Take the records below and set them down exactly, so that every line matches the original.

Extracted data entries:
+--
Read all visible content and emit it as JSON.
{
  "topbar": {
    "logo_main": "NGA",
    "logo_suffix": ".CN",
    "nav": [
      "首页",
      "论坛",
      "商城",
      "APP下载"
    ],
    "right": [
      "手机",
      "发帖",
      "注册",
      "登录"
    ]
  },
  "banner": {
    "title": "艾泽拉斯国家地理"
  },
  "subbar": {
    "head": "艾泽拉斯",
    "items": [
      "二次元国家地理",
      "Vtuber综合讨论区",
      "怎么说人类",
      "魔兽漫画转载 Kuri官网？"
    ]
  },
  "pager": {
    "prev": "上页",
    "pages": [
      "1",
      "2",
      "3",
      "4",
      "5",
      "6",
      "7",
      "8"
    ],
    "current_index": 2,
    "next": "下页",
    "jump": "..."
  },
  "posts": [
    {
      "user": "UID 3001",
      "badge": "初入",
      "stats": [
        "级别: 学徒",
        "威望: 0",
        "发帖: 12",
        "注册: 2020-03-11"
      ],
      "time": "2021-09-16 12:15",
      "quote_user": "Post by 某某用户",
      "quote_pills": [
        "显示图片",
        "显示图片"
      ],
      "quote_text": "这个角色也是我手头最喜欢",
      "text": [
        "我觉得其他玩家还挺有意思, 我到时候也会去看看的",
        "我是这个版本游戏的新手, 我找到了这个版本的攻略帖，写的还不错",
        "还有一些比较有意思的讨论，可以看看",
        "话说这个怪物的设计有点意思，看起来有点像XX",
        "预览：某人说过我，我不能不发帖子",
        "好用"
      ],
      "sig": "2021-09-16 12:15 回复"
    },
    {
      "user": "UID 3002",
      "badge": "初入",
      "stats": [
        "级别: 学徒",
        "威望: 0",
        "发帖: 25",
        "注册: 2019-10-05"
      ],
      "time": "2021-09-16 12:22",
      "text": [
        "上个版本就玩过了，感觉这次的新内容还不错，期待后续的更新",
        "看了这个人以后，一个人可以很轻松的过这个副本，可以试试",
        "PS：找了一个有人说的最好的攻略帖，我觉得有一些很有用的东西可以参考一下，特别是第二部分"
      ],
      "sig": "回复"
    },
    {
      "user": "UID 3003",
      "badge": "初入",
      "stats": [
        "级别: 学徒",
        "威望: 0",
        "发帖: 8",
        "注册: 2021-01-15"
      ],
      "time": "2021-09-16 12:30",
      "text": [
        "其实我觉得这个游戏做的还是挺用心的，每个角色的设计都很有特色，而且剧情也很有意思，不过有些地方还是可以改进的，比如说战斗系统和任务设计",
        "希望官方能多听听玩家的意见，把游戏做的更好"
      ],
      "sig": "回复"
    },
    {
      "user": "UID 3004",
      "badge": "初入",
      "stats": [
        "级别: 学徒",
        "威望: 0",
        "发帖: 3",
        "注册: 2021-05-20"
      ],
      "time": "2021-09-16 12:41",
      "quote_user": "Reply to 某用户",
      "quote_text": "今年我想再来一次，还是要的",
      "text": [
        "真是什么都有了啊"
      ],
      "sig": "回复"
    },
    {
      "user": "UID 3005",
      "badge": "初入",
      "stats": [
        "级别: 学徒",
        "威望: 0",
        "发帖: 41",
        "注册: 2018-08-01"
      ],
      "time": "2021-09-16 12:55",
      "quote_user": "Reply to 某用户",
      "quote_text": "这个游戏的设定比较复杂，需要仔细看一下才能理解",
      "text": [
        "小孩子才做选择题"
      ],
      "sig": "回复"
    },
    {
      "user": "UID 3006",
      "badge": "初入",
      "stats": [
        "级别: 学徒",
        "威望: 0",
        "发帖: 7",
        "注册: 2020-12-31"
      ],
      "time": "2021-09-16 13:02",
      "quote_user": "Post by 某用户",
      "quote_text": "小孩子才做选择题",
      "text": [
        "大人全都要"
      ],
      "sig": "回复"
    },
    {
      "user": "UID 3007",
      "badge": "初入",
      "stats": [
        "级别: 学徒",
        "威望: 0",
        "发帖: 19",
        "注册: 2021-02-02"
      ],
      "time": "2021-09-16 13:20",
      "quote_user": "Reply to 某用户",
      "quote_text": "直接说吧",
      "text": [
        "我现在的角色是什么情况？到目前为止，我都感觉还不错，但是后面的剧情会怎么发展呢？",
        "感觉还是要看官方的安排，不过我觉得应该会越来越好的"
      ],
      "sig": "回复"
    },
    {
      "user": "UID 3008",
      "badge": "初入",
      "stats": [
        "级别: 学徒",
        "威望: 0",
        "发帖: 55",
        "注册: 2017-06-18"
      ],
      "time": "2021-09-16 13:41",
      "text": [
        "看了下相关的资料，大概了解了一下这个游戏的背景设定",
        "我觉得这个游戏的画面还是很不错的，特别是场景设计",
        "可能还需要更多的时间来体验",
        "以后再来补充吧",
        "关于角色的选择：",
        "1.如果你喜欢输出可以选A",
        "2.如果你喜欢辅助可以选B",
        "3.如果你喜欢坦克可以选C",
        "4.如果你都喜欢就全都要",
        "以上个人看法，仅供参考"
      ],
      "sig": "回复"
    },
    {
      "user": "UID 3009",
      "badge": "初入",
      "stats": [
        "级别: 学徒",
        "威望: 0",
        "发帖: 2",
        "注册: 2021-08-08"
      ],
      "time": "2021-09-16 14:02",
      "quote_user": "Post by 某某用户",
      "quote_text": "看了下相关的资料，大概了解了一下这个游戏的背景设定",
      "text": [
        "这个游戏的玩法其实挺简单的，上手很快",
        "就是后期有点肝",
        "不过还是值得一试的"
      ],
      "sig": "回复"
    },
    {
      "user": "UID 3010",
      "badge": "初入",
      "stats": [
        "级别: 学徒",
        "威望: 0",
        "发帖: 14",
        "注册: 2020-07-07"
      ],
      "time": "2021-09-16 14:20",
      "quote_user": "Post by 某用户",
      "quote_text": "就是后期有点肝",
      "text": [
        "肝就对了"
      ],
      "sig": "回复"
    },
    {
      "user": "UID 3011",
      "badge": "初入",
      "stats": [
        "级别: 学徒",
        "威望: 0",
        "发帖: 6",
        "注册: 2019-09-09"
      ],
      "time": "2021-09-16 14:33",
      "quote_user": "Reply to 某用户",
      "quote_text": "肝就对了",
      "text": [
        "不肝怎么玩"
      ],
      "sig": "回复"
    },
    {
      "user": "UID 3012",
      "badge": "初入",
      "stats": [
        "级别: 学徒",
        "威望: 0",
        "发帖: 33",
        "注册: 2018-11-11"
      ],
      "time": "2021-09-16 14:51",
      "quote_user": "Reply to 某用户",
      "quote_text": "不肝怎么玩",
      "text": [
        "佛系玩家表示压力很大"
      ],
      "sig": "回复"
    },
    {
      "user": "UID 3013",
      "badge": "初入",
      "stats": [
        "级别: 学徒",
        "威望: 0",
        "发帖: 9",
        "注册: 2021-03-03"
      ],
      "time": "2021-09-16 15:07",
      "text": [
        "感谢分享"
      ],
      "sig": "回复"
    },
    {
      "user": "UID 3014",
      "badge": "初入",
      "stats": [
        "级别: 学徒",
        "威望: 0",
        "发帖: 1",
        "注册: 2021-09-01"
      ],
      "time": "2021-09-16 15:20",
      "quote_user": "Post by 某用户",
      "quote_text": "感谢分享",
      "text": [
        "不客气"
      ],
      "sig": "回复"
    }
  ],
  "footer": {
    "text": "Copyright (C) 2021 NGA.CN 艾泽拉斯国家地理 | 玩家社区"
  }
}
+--
--- Answer area ---
Read all visible content and emit it as JSON.
{
  "topbar": {
    "logo_main": "NGA",
    "logo_suffix": ".CN",
    "nav": [
      "首页",
      "论坛",
      "商城",
      "APP下载"
    ],
    "right": [
      "手机",
      "发帖",
      "注册",
      "登录"
    ]
  },
  "banner": {
    "title": "艾泽拉斯国家地理"
  },
  "subbar": {
    "head": "艾泽拉斯",
    "items": [
      "二次元国家地理",
      "Vtuber综合讨论区",
      "怎么说人类",
      "魔兽漫画转载 Kuri官网？"
    ]
  },
  "pager": {
    "prev": "上页",
    "pages": [
      "1",
      "2",
      "3",
      "4",
      "5",
      "6",
      "7",
      "8"
    ],
    "current_index": 2,
    "next": "下页",
    "jump": "..."
  },
  "posts": [
    {
      "user": "UID 3001",
      "badge": "初入",
      "stats": [
        "级别: 学徒",
        "威望: 0",
        "发帖: 12",
        "注册: 2020-03-11"
      ],
      "time": "2021-09-16 12:15",
      "quote_user": "Post by 某某用户",
      "quote_pills": [
        "显示图片",
        "显示图片"
      ],
      "quote_text": "这个角色也是我手头最喜欢",
      "text": [
        "我觉得其他玩家还挺有意思, 我到时候也会去看看的",
        "我是这个版本游戏的新手, 我找到了这个版本的攻略帖，写的还不错",
        "还有一些比较有意思的讨论，可以看看",
        "话说这个怪物的设计有点意思，看起来有点像XX",
        "预览：某人说过我，我不能不发帖子",
        "好用"
      ],
      "sig": "2021-09-16 12:15 回复"
    },
    {
      "user": "UID 3002",
      "badge": "初入",
      "stats": [
        "级别: 学徒",
        "威望: 0",
        "发帖: 25",
        "注册: 2019-10-05"
      ],
      "time": "2021-09-16 12:22",
      "text": [
        "上个版本就玩过了，感觉这次的新内容还不错，期待后续的更新",
        "看了这个人以后，一个人可以很轻松的过这个副本，可以试试",
        "PS：找了一个有人说的最好的攻略帖，我觉得有一些很有用的东西可以参考一下，特别是第二部分"
      ],
      "sig": "回复"
    },
    {
      "user": "UID 3003",
      "badge": "初入",
      "stats": [
        "级别: 学徒",
        "威望: 0",
        "发帖: 8",
        "注册: 2021-01-15"
      ],
      "time": "2021-09-16 12:30",
      "text": [
        "其实我觉得这个游戏做的还是挺用心的，每个角色的设计都很有特色，而且剧情也很有意思，不过有些地方还是可以改进的，比如说战斗系统和任务设计",
        "希望官方能多听听玩家的意见，把游戏做的更好"
      ],
      "sig": "回复"
    },
    {
      "user": "UID 3004",
      "badge": "初入",
      "stats": [
        "级别: 学徒",
        "威望: 0",
        "发帖: 3",
        "注册: 2021-05-20"
      ],
      "time": "2021-09-16 12:41",
      "quote_user": "Reply to 某用户",
      "quote_text": "今年我想再来一次，还是要的",
      "text": [
        "真是什么都有了啊"
      ],
      "sig": "回复"
    },
    {
      "user": "UID 3005",
      "badge": "初入",
      "stats": [
        "级别: 学徒",
        "威望: 0",
        "发帖: 41",
        "注册: 2018-08-01"
      ],
      "time": "2021-09-16 12:55",
      "quote_user": "Reply to 某用户",
      "quote_text": "这个游戏的设定比较复杂，需要仔细看一下才能理解",
      "text": [
        "小孩子才做选择题"
      ],
      "sig": "回复"
    },
    {
      "user": "UID 3006",
      "badge": "初入",
      "stats": [
        "级别: 学徒",
        "威望: 0",
        "发帖: 7",
        "注册: 2020-12-31"
      ],
      "time": "2021-09-16 13:02",
      "quote_user": "Post by 某用户",
      "quote_text": "小孩子才做选择题",
      "text": [
        "大人全都要"
      ],
      "sig": "回复"
    },
    {
      "user": "UID 3007",
      "badge": "初入",
      "stats": [
        "级别: 学徒",
        "威望: 0",
        "发帖: 19",
        "注册: 2021-02-02"
      ],
      "time": "2021-09-16 13:20",
      "quote_user": "Reply to 某用户",
      "quote_text": "直接说吧",
      "text": [
        "我现在的角色是什么情况？到目前为止，我都感觉还不错，但是后面的剧情会怎么发展呢？",
        "感觉还是要看官方的安排，不过我觉得应该会越来越好的"
      ],
      "sig": "回复"
    },
    {
      "user": "UID 3008",
      "badge": "初入",
      "stats": [
        "级别: 学徒",
        "威望: 0",
        "发帖: 55",
        "注册: 2017-06-18"
      ],
      "time": "2021-09-16 13:41",
      "text": [
        "看了下相关的资料，大概了解了一下这个游戏的背景设定",
        "我觉得这个游戏的画面还是很不错的，特别是场景设计",
        "可能还需要更多的时间来体验",
        "以后再来补充吧",
        "关于角色的选择：",
        "1.如果你喜欢输出可以选A",
        "2.如果你喜欢辅助可以选B",
        "3.如果你喜欢坦克可以选C",
        "4.如果你都喜欢就全都要",
        "以上个人看法，仅供参考"
      ],
      "sig": "回复"
    },
    {
      "user": "UID 3009",
      "badge": "初入",
      "stats": [
        "级别: 学徒",
        "威望: 0",
        "发帖: 2",
        "注册: 2021-08-08"
      ],
      "time": "2021-09-16 14:02",
      "quote_user": "Post by 某某用户",
      "quote_text": "看了下相关的资料，大概了解了一下这个游戏的背景设定",
      "text": [
        "这个游戏的玩法其实挺简单的，上手很快",
        "就是后期有点肝",
        "不过还是值得一试的"
      ],
      "sig": "回复"
    },
    {
      "user": "UID 3010",
      "badge": "初入",
      "stats": [
        "级别: 学徒",
        "威望: 0",
        "发帖: 14",
        "注册: 2020-07-07"
      ],
      "time": "2021-09-16 14:20",
      "quote_user": "Post by 某用户",
      "quote_text": "就是后期有点肝",
      "text": [
        "肝就对了"
      ],
      "sig": "回复"
    },
    {
      "user": "UID 3011",
      "badge": "初入",
      "stats": [
        "级别: 学徒",
        "威望: 0",
        "发帖: 6",
        "注册: 2019-09-09"
      ],
      "time": "2021-09-16 14:33",
      "quote_user": "Reply to 某用户",
      "quote_text": "肝就对了",
      "text": [
        "不肝怎么玩"
      ],
      "sig": "回复"
    },
    {
      "user": "UID 3012",
      "badge": "初入",
      "stats": [
        "级别: 学徒",
        "威望: 0",
        "发帖: 33",
        "注册: 2018-11-11"
      ],
      "time": "2021-09-16 14:51",
      "quote_user": "Reply to 某用户",
      "quote_text": "不肝怎么玩",
      "text": [
        "佛系玩家表示压力很大"
      ],
      "sig": "回复"
    },
    {
      "user": "UID 3013",
      "badge": "初入",
      "stats": [
        "级别: 学徒",
        "威望: 0",
        "发帖: 9",
        "注册: 2021-03-03"
      ],
      "time": "2021-09-16 15:07",
      "text": [
        "感谢分享"
      ],
      "sig": "回复"
    },
    {
      "user": "UID 3014",
      "badge": "初入",
      "stats": [
        "级别: 学徒",
        "威望: 0",
        "发帖: 1",
        "注册: 2021-09-01"
      ],
      "time": "2021-09-16 15:20",
      "quote_user": "Post by 某用户",
      "quote_text": "感谢分享",
      "text": [
        "不客气"
      ],
      "sig": "回复"
    }
  ],
  "footer": {
    "text": "Copyright (C) 2021 NGA.CN 艾泽拉斯国家地理 | 玩家社区"
  }
}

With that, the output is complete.